:: Material shown ::

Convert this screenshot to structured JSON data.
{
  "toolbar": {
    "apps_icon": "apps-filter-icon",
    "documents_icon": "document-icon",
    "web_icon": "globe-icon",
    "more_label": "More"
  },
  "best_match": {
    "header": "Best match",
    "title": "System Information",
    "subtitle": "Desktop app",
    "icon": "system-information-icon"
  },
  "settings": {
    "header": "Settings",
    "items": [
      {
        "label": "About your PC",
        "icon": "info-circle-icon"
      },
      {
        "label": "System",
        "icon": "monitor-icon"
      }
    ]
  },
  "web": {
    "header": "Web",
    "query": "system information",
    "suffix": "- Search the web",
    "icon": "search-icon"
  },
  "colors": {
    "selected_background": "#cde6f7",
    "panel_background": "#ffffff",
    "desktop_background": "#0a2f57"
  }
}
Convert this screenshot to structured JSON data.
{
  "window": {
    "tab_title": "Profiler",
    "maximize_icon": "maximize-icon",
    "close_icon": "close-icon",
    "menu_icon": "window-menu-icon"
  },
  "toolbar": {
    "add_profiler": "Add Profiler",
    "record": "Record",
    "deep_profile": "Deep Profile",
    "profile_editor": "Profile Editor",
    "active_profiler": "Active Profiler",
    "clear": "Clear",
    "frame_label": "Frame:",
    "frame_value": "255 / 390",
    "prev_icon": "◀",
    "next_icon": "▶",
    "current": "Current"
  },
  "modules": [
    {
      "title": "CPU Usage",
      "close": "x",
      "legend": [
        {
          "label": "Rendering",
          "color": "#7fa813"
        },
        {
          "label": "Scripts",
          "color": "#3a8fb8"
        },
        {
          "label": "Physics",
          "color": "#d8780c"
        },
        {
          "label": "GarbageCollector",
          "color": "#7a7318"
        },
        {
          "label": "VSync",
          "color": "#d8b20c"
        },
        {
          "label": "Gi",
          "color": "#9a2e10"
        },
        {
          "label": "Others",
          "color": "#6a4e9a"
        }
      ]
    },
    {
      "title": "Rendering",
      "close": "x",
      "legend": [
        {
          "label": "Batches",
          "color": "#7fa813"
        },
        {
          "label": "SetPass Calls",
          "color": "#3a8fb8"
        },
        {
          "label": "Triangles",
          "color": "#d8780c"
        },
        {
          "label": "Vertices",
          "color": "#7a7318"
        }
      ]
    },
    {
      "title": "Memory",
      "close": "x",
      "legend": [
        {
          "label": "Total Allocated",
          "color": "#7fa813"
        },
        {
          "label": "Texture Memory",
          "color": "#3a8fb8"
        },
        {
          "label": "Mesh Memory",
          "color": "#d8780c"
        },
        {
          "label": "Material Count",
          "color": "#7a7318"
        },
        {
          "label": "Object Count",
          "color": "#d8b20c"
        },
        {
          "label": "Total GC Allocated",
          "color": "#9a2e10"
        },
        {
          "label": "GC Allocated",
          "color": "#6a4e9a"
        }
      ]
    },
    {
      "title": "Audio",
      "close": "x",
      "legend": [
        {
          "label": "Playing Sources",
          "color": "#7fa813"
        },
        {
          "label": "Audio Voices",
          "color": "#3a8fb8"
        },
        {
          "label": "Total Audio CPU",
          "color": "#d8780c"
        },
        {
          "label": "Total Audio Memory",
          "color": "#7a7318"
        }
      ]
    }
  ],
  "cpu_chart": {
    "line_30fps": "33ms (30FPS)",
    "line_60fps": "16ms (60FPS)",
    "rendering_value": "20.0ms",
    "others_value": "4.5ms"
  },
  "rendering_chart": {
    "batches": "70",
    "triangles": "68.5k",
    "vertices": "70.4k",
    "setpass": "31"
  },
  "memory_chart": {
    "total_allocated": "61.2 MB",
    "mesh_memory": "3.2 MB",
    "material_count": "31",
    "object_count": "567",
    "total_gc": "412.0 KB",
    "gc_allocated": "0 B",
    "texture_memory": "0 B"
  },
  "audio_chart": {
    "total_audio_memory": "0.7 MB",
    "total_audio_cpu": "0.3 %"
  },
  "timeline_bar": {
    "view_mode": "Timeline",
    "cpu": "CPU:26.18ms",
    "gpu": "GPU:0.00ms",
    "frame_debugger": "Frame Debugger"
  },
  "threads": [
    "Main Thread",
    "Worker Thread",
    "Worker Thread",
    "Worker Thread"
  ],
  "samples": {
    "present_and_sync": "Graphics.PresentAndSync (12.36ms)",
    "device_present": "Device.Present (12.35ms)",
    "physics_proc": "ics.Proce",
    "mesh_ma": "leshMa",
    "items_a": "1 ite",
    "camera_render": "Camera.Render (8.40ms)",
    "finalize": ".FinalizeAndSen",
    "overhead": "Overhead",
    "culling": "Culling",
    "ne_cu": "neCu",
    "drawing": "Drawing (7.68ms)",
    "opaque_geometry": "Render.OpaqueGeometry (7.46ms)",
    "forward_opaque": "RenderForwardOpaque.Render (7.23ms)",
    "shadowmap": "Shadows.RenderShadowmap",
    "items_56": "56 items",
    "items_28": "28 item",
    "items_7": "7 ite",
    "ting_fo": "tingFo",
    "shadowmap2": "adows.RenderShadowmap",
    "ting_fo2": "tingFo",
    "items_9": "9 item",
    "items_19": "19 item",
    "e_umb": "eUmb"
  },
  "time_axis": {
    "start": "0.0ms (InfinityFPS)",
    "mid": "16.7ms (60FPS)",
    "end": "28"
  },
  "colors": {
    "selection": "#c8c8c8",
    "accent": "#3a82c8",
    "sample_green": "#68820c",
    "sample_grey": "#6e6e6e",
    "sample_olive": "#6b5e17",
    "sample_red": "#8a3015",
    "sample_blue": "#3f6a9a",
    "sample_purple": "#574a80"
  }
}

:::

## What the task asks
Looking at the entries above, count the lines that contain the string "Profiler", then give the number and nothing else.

## Response to the task
3